A community investment fund run through the Milwaukee Health Care Partnership received $1.9 million in total contributions from the five largest health systems in the Milwaukee area this year, boosting its annual budget by 12 percent compared to last year.
The fund was established in 2007 to improve access to health care for low income Milwaukee County residents. The partnership is a public-private association of local hospital networks and health care providers in the area dedicated to improving access to care for low-income populations.
Last year, the five systems — Aurora Health Care, Children’s Hospital and Health System, Columbia St. Mary’s, Froedtert Health, and Wheaton Franciscan Health Care — contributed a total of $1.7 million to the fund.
"The health systems have very committed conversations about where they believe the best investments are," said Milwaukee Health Care Partnership spokesperson Clare Reardon. "The increase was really just more of a reflection of how the health systems could leverage resources for their annual contributions."
Of the 2016 contributions, $1.34 million will be distributed among the city's Federally Qualified Health Centers, the Medical College of Wisconsin Child Psychiatric Consultation Program, and the Milwaukee Center for Independence's Whole Health Clinical Group to increase access.

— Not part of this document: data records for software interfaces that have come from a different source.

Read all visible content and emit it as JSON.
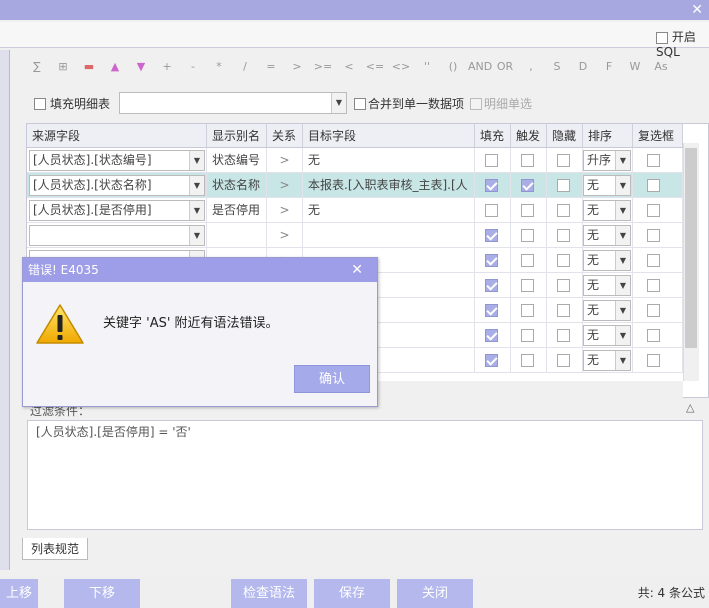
{
  "window": {
    "close_glyph": "✕"
  },
  "sql_toggle": {
    "label": "开启SQL"
  },
  "toolbar": {
    "buttons": [
      "sigma-icon",
      "table-add-icon",
      "table-remove-icon",
      "up-arrow-icon",
      "down-arrow-icon",
      "+",
      "-",
      "*",
      "/",
      "=",
      ">",
      ">=",
      "<",
      "<=",
      "<>",
      "''",
      "()",
      "AND",
      "OR",
      ",",
      "S",
      "D",
      "F",
      "W",
      "As"
    ]
  },
  "options": {
    "fill_detail": "填充明细表",
    "merge_single": "合并到单一数据项",
    "detail_single": "明细单选"
  },
  "grid": {
    "headers": [
      "来源字段",
      "显示别名",
      "关系",
      "目标字段",
      "填充",
      "触发",
      "隐藏",
      "排序",
      "复选框"
    ],
    "rows": [
      {
        "source": "[人员状态].[状态编号]",
        "alias": "状态编号",
        "rel": ">",
        "target": "无",
        "fill": false,
        "trigger": false,
        "hide": false,
        "sort": "升序",
        "check": false,
        "selected": false
      },
      {
        "source": "[人员状态].[状态名称]",
        "alias": "状态名称",
        "rel": ">",
        "target": "本报表.[入职表审核_主表].[人",
        "fill": true,
        "trigger": true,
        "hide": false,
        "sort": "无",
        "check": false,
        "selected": true
      },
      {
        "source": "[人员状态].[是否停用]",
        "alias": "是否停用",
        "rel": ">",
        "target": "无",
        "fill": false,
        "trigger": false,
        "hide": false,
        "sort": "无",
        "check": false,
        "selected": false
      },
      {
        "source": "",
        "alias": "",
        "rel": ">",
        "target": "",
        "fill": true,
        "trigger": false,
        "hide": false,
        "sort": "无",
        "check": false,
        "selected": false
      },
      {
        "source": "",
        "alias": "",
        "rel": ">",
        "target": "",
        "fill": true,
        "trigger": false,
        "hide": false,
        "sort": "无",
        "check": false,
        "selected": false
      },
      {
        "source": "",
        "alias": "",
        "rel": ">",
        "target": "",
        "fill": true,
        "trigger": false,
        "hide": false,
        "sort": "无",
        "check": false,
        "selected": false
      },
      {
        "source": "",
        "alias": "",
        "rel": ">",
        "target": "",
        "fill": true,
        "trigger": false,
        "hide": false,
        "sort": "无",
        "check": false,
        "selected": false
      },
      {
        "source": "",
        "alias": "",
        "rel": ">",
        "target": "",
        "fill": true,
        "trigger": false,
        "hide": false,
        "sort": "无",
        "check": false,
        "selected": false
      },
      {
        "source": "",
        "alias": "",
        "rel": ">",
        "target": "",
        "fill": true,
        "trigger": false,
        "hide": false,
        "sort": "无",
        "check": false,
        "selected": false
      }
    ]
  },
  "filter": {
    "label": "过滤条件：",
    "text": "[人员状态].[是否停用] = '否'"
  },
  "tabs": {
    "list_spec": "列表规范"
  },
  "buttons": {
    "up": "上移",
    "down": "下移",
    "check_syntax": "检查语法",
    "save": "保存",
    "close": "关闭"
  },
  "total": "共: 4 条公式",
  "dialog": {
    "title": "错误! E4035",
    "close_glyph": "✕",
    "message": "关键字 'AS' 附近有语法错误。",
    "ok": "确认"
  },
  "colors": {
    "accent": "#a4aaea",
    "selected_row": "#c8e6e6",
    "titlebar": "#a8a8e0"
  }
}
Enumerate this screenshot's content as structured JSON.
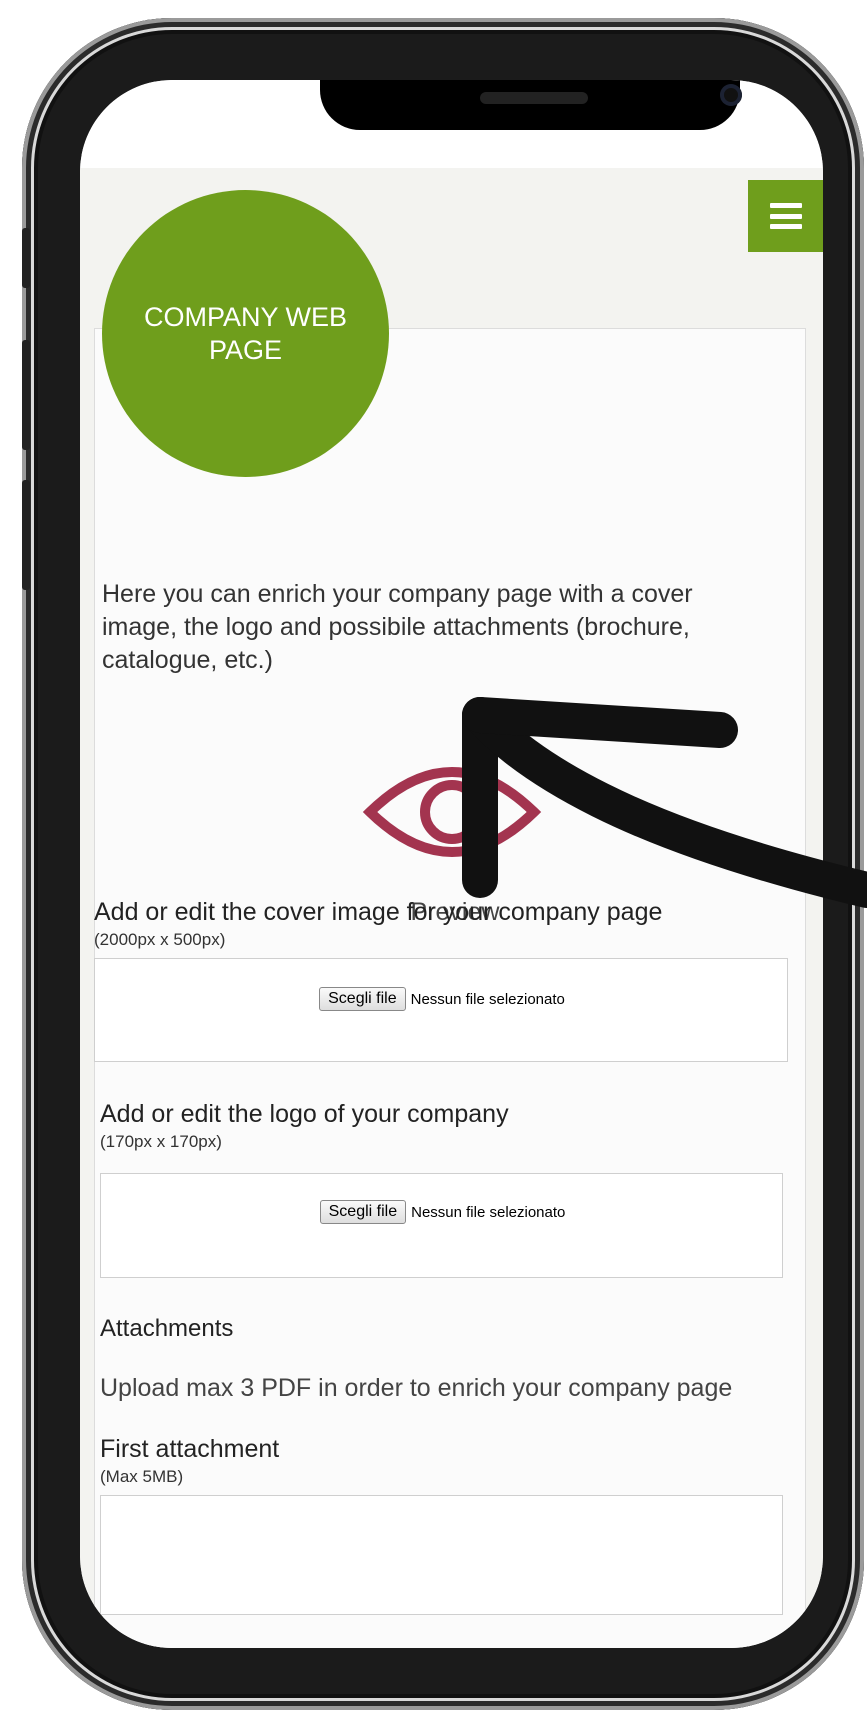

Another $436,000 will go toward FQHCs, Bread of Healing Clinic's Free Community Clinic Collaborative and the Wisconsin Statewide Health Information network to improve care coordination and health service navigation.
The remaining $124,000 will support the Milwaukee County Oral Health Task Force and the organization's own Behavioral Health Steering Committee to improve "community collaboration."
“Through the partnership, Milwaukee’s health systems work together to secure health insurance coverage, improve access to health care services, and enhance care coordination for the most vulnerable in our community," said Cathy Jacobson, chief executive officer of Froedtert Health and chair of the partnership's board. "Our shared community investments are aligned with the partnership’s strategic priorities, and our commitment to avoid fragmented efforts.”
Jenni Sevenich, cheif executive officer of Progressive Community Health Centers, said her organization relies on contributions from organizations such the Health Care Partnership to expand services.
"Our funding as a Federally Qualified Health Center is very tight, so for the health systems to contribute to that knowing the importance of it both for the community and for the cost of health care and getting people care at the right place at the right time, it says a lot about their investment in the whole community," Sevenich said. "The health systems have been providing financial contributions to the (federally qualified) health centers for several years and really what these contributions have done is they have facilitated sooner expansion of services and physical facilities, which leads to better access for everybody, but the undeserved for sure."